Below are the records; retype them exactly and omit each picture.

--- Records provided ---

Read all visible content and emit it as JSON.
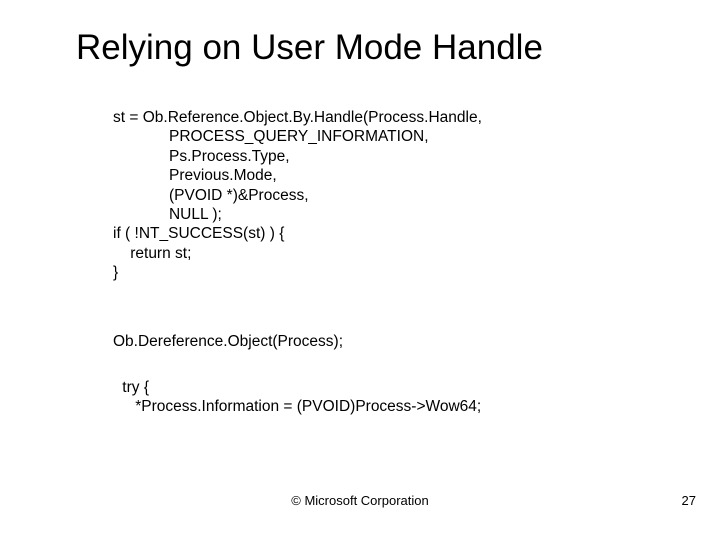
{
  "slide": {
    "title": "Relying on User Mode Handle",
    "code": {
      "l1": "st = Ob.Reference.Object.By.Handle(Process.Handle,",
      "l2": "             PROCESS_QUERY_INFORMATION,",
      "l3": "             Ps.Process.Type,",
      "l4": "             Previous.Mode,",
      "l5": "             (PVOID *)&Process,",
      "l6": "             NULL );",
      "l7": "if ( !NT_SUCCESS(st) ) {",
      "l8": "    return st;",
      "l9": "}"
    },
    "deref": "Ob.Dereference.Object(Process);",
    "try": {
      "l1": " try {",
      "l2": "    *Process.Information = (PVOID)Process->Wow64;"
    },
    "footer": "© Microsoft Corporation",
    "page": "27"
  }
}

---

# Solution to the exercise
Read all visible content and emit it as JSON.
{
  "slide": {
    "title": "Relying on User Mode Handle",
    "code": {
      "l1": "st = Ob.Reference.Object.By.Handle(Process.Handle,",
      "l2": "             PROCESS_QUERY_INFORMATION,",
      "l3": "             Ps.Process.Type,",
      "l4": "             Previous.Mode,",
      "l5": "             (PVOID *)&Process,",
      "l6": "             NULL );",
      "l7": "if ( !NT_SUCCESS(st) ) {",
      "l8": "    return st;",
      "l9": "}"
    },
    "deref": "Ob.Dereference.Object(Process);",
    "try": {
      "l1": " try {",
      "l2": "    *Process.Information = (PVOID)Process->Wow64;"
    },
    "footer": "© Microsoft Corporation",
    "page": "27"
  }
}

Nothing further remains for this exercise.